There's no ass-smoke-blowing going on over here. I really think I had the most collectively talented inbox in the entire competition and you guys made it impossibly hard to decide. More than anything, I hope you have learned loads, made some new beta and CP connections, and will stay in touch.

At the end of this month, I've got a special surprise planning for all 63 of you. I just need to get the details ironed out first. So stay tuned!


  1. <3 Thank you so much!! You're the best!! :)

  2. You make me wish I'd entered my MS. I want a surprise too! But this project (remember D3?) is due for retirement. Maybe next year I'll have something fresh to submit.

  3. This is so helpful! I didn't enter, but I love reading your thoughts on the elimination process. Helps me learn what to watch out for as a writer. Thank you for sharing!

  4. It was an honor to get picked on by you. A true honor. :)

  5. I so enjoyed reading this! Probably because I enjoy YOU. ;) Extra glad to see two familiar names among your picks. I'm cheering on your team and expecting to see great things (and dozens of bids) come the new year!

  6. Thanks, Dannie! What can I say, it took me too long to figure out how I could do a NA revision I'd be happy with.

    Care to elaborate on the "Dialogue vs Conversation" distinction you mentioned? It's not one I've encountered in those words before.

    1. Sure! So you know how people talk in real life, right? It's very different from the following:
      "Hello, John. How are you today?"
      "I am fine, Max. Thank you for asking."
      If you read that for characters who were two teen boys, you'd probably balk at the lack of authenticity. It sounds fake, like dialogue, as opposed to something like,
      Max tipped his chin toward me. "Hey. All good?"
      I bumped his knuckles with mine. "Straight," I said.
      A little over the top (for the purpose of an example) but it sounds like something two teen boys (at least at my school) would actually say to each other if they were having a conversation in the hallway.

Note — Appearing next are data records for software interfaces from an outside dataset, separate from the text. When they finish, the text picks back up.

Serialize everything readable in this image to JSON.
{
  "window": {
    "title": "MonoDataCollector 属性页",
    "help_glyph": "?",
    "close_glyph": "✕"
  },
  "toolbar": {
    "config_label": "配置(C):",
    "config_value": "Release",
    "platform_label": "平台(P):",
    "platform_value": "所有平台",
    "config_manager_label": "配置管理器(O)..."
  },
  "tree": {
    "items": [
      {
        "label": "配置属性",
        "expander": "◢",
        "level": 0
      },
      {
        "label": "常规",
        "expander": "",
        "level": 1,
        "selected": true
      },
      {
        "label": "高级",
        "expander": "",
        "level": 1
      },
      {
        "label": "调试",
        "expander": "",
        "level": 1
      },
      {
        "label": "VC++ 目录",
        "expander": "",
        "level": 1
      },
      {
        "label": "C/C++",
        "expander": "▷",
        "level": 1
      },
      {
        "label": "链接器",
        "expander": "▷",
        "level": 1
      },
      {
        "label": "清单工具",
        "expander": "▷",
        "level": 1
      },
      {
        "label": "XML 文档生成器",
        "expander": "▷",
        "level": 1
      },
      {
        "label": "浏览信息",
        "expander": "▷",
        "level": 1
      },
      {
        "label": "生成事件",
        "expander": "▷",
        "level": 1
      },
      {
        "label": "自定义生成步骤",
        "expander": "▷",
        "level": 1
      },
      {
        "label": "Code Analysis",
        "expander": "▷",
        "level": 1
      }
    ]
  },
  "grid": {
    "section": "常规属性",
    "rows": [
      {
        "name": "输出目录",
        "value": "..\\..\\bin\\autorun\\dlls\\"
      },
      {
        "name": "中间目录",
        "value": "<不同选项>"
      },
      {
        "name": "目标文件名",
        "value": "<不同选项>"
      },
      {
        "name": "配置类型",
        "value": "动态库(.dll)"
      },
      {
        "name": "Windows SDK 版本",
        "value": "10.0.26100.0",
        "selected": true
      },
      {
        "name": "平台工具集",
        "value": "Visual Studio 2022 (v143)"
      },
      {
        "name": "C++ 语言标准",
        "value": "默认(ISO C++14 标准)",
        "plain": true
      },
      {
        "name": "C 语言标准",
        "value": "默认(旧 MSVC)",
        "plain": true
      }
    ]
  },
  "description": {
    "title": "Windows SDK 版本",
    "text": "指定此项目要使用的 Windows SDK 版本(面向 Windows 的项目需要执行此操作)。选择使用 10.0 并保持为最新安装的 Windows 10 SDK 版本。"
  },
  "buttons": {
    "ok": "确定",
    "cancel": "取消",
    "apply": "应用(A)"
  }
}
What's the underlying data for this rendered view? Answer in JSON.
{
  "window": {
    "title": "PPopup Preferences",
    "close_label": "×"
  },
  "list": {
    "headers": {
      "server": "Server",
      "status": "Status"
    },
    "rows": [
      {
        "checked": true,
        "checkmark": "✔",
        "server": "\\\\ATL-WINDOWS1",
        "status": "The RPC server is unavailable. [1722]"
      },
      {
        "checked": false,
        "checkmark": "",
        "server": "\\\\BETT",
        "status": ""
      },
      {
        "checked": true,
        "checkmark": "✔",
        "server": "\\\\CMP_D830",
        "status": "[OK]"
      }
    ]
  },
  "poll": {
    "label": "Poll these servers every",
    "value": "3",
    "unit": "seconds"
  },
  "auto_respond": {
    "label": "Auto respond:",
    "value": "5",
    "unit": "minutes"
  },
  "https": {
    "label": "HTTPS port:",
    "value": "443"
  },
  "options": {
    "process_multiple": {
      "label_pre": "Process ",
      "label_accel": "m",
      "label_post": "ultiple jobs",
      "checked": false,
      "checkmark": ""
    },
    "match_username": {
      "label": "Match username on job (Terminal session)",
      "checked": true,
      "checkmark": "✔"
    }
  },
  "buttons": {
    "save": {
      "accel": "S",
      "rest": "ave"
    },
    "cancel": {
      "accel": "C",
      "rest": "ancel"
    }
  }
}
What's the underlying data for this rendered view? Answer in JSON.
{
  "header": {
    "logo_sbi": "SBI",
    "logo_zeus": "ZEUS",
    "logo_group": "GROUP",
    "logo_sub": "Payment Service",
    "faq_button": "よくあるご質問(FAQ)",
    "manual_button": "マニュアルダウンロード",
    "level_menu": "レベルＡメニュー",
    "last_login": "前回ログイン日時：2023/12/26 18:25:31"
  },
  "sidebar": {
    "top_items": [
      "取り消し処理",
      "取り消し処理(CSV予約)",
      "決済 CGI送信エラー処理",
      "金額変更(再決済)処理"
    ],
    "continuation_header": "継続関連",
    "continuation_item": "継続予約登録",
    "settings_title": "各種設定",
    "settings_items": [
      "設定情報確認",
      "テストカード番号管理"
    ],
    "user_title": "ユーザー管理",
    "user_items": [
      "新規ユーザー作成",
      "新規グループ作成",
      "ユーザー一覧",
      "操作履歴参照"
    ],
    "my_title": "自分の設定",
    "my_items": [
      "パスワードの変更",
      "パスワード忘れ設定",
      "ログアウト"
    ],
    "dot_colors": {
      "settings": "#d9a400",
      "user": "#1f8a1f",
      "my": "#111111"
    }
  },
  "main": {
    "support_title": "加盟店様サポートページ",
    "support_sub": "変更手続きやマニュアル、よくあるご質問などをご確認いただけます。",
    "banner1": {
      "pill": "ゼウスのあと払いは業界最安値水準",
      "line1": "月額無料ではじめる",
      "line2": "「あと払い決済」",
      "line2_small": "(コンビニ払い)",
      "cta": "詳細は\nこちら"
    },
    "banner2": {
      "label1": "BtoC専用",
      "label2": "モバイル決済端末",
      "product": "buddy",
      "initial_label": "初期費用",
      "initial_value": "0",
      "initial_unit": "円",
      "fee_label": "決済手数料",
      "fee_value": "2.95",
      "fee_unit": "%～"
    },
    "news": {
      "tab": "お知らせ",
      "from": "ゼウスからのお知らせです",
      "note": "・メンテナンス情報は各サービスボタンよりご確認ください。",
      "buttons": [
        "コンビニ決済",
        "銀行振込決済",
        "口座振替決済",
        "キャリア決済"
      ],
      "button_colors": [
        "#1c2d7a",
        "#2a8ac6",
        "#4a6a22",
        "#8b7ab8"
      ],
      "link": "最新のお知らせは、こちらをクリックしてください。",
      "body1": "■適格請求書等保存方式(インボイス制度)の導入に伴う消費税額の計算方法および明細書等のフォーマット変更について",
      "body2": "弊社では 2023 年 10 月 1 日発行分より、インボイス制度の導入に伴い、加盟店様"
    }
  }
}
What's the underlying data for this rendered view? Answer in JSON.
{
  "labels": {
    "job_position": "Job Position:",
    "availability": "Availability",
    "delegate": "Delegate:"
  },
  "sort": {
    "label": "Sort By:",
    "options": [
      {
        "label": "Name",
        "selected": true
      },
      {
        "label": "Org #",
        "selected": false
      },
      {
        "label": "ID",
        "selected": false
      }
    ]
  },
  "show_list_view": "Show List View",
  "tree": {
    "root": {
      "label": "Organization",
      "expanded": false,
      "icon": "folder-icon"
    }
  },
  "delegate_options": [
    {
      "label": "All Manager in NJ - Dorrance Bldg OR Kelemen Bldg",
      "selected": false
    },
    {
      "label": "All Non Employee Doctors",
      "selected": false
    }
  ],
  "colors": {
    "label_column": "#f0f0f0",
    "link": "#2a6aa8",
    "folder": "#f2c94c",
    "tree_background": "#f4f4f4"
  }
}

    2. Ahaha. Ok, I totally get it now. On first read I thought you meant "conversation" was bad and "dialogue" was good. This totally makes sense.

      I'd also never encountered the term "filter words" for that thing I always have to revise out of my work. Now I will now use it always.